A screenshot of part of the kiln loading interactive lesson.

Additionally, I can't force students to bring work back to campus, so I can't require them to fire or glaze their work, though I am offering that as an option. Of course students who do drop off their work for firing can't come in to load kilns with me. Instead, I've created an interactive kiln-loading lesson for them to do at home. My vision of it was super awesome: I imagined students being able to click on pictures of work and drag them onto shelves. Alas, the technology (that I'm aware of) doesn't seem to be there yet, so the interactive lesson has more video demos and click on the right part of the kiln, than interactive multi-layer "loading." 
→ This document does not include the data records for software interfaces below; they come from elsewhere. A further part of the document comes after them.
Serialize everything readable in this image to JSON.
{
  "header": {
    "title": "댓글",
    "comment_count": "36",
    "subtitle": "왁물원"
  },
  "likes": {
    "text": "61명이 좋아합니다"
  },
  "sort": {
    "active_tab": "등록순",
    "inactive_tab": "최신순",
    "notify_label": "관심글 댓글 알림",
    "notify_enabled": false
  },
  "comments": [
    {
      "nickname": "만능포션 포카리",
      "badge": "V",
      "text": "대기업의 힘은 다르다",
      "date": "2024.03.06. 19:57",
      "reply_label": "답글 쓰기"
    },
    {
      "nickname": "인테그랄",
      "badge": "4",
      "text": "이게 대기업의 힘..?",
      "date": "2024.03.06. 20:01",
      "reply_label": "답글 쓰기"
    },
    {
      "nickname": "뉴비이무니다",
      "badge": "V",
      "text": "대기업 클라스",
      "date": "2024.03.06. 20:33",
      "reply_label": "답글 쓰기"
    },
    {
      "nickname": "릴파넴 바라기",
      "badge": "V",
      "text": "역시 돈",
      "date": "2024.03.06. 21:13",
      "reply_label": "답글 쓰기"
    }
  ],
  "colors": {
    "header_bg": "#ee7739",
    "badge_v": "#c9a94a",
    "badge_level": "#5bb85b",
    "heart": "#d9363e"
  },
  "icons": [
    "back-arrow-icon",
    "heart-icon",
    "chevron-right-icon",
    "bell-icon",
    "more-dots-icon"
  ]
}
One of the images in the interactive kiln loading lesson: which kiln post should be used?

The most challenging thing to build-in to the online class is all the stuff that never made it into any formal plan or paperwork. Of course I give students assignment parameters, but I spend an enormous amount of time during class making adjustments, talking to students, pointing out issues before they become problems, etc. In an online class, I cannot be looking over their shoulders and I can't spot problems. And then can see me make a slight adjustment to a neighbor, ether. I do require the online students to check in with me and show progress, but around the end of week 2 I discovered that the clay folks in particular had an extra hurdle. In order for me to be able to given them feedback, I need to see the work, and not only that, I need to see images of the work that communicate useful information about the form of the work. It turned out that students desperately needed more help taking photographs that show the actual form and texture of their work. It's tough to judge thickness from a photo. It's even tougher to judge distance from a slightly out of focus photograph taken from directly above with the camera shadow falling over half the piece. 
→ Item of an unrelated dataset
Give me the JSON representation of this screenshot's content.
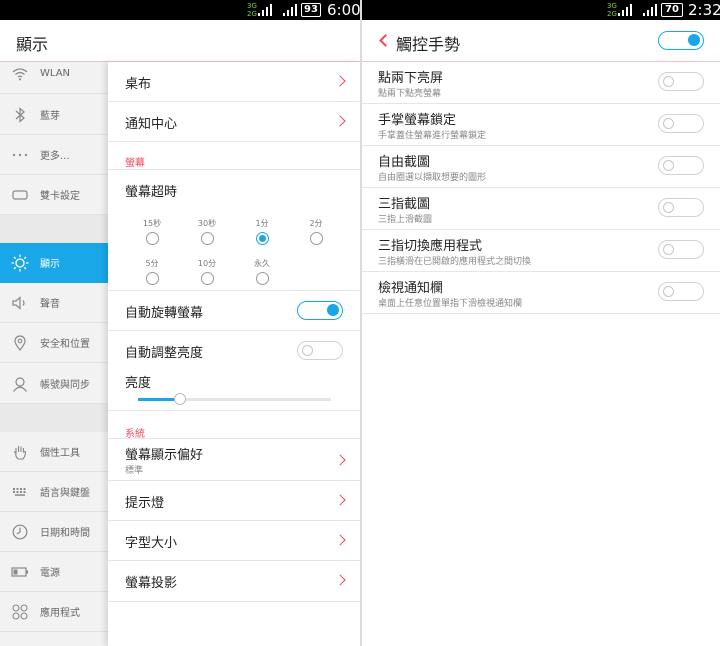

Pictures like this make it really difficult to assess the quality of the work

Ironically, the Design class (which I was more worried about) has gone more smoothly, in some respects. I suspect that is because I had nothing built. I reused a couple of bits and pieces from the last time I taught it (before ~2013), but most of this quarter's class I made from scratch. Making it from scratch meant I didn't really have any expectations and from the start I built-in more manual checks (where students had to submit plans, sketches, or photos of progress before they could proceed). Overall I think the Design class benefited from the fact that I was more worried about it and that I wasn't imagining what it would be like in the studio.

I gave the designers lots of images, to begin with, about how to submit and how to do projects, and eventually lots of video demos, too.

As I am revising this, I've just finished planning week 7 (of 10ish) and I've just about finished grading week 6. Three weeks of prep looks more or less manageable from this vantage point, and I even have plans in my head for each of those weeks. I have a really exciting plan, I think, for the last clay project, but I've never done it before, so...fingers crossed.